1. Use sentiment rather than data
The reason why storytelling works so well is that in a fast-paced world full of brands with all the bells and whistles, storytelling offers an honest and personal insight into a company. According to a recent study conducted by The Advertising Research Foundation (ARF), in instances where the likeability factor rated highly among viewers so too did increasing brand sales. Further research found that consumers rated emotions, personal feelings, and experiences more highly than information such as brand attributes, features and facts. In addition to this, advertisements garnering more of an emotional response were found to be of greater influence.
Your story should not only influence the way your audience thinks, acts and behaves, but the way they feel, and stories that demand emotional investment tend to succeed and drive audiences to take action.
2. Storytelling can set you apart from the competition
Another company with a strong story to tell is brewer and pub owner Adnams which was established in 1872. It is based in the Suffolk seaside town of Southwold and Adnams constantly reminds people of its work with local farmers and producers. It is also active in the community and has strong green credentials. It is, for example, committed to turning brewery waste into bio gas.

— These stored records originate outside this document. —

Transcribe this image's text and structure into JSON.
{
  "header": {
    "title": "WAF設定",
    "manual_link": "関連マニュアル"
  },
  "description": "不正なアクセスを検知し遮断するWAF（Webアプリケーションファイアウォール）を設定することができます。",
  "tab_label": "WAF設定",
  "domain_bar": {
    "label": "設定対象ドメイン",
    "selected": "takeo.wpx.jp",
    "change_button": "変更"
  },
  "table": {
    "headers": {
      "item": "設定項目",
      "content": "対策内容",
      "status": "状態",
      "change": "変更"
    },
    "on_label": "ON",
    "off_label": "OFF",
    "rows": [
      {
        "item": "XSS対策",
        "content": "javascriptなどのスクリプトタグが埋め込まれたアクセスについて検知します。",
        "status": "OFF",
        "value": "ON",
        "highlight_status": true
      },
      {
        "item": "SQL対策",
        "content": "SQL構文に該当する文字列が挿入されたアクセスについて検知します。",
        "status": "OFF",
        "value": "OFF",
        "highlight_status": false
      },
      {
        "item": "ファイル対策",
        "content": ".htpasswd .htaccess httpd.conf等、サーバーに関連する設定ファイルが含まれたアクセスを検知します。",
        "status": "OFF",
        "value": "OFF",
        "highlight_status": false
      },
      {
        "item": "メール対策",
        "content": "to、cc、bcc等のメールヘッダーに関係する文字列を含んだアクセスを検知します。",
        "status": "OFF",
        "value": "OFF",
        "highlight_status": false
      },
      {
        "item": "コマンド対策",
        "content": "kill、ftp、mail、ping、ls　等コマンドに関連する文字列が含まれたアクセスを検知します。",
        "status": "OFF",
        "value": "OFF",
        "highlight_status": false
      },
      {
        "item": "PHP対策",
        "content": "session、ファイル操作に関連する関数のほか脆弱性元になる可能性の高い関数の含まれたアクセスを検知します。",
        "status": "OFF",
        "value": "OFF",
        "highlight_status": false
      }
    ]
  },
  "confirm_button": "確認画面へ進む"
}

“A brand’s narrative can set a company apart in a competitive sector,” says Adnams marketing director Emma Hibbert.
Measuring the effectiveness of any brand story is never easy but Hibbert says it is possible, if not always scientific. “A strong story is engaging, and we know from the popularity of our brewery tours how it creates brand advocates and repeat sales.” When it comes to creating that engaging and authentic story, the marketing team will often work closely with the communications/PR department.
Brand stories are not marketing materials. They are not ads, and they are not sales pitches. Brand stories should be told with the brand persona and the writer’s personality at center stage. Boring stories won’t attract and retain readers, but stories brimming with personality can.
Brand storytelling requires that you create characters your audience will like and cheer for. That doesn’t mean you’re required to create fictional characters or brand mascots to tell your stories. While characters like ‘s Mayhem can be very effective in presenting brand messages and stories in a variety of ways, you don’t need to create a fictional mascot to tell brand stories. For example, create buyer personas and tell stories from their perspectives. Tell stories from your employees’ points of view or from a third-person point of view. The important thing is to create characters that enable your audience to become emotionally connected to them to such an extent that the audience wants to follow their character arcs
Fiction stories follow a structure that includes a beginning, a middle, and an end. Your brand stories should follow a similar structure. In the beginning, you need to open strong and establish your story setting and the characters. The middle should set up your main character’s problem and present conflicts that get in his or her (or its) way before he or she (or it) can find resolution in the end. This is your character’s story arc, and you need to take your reader along for the ride. If they enjoy the ride, they’ll stick around, tell other people about it, and come back again and again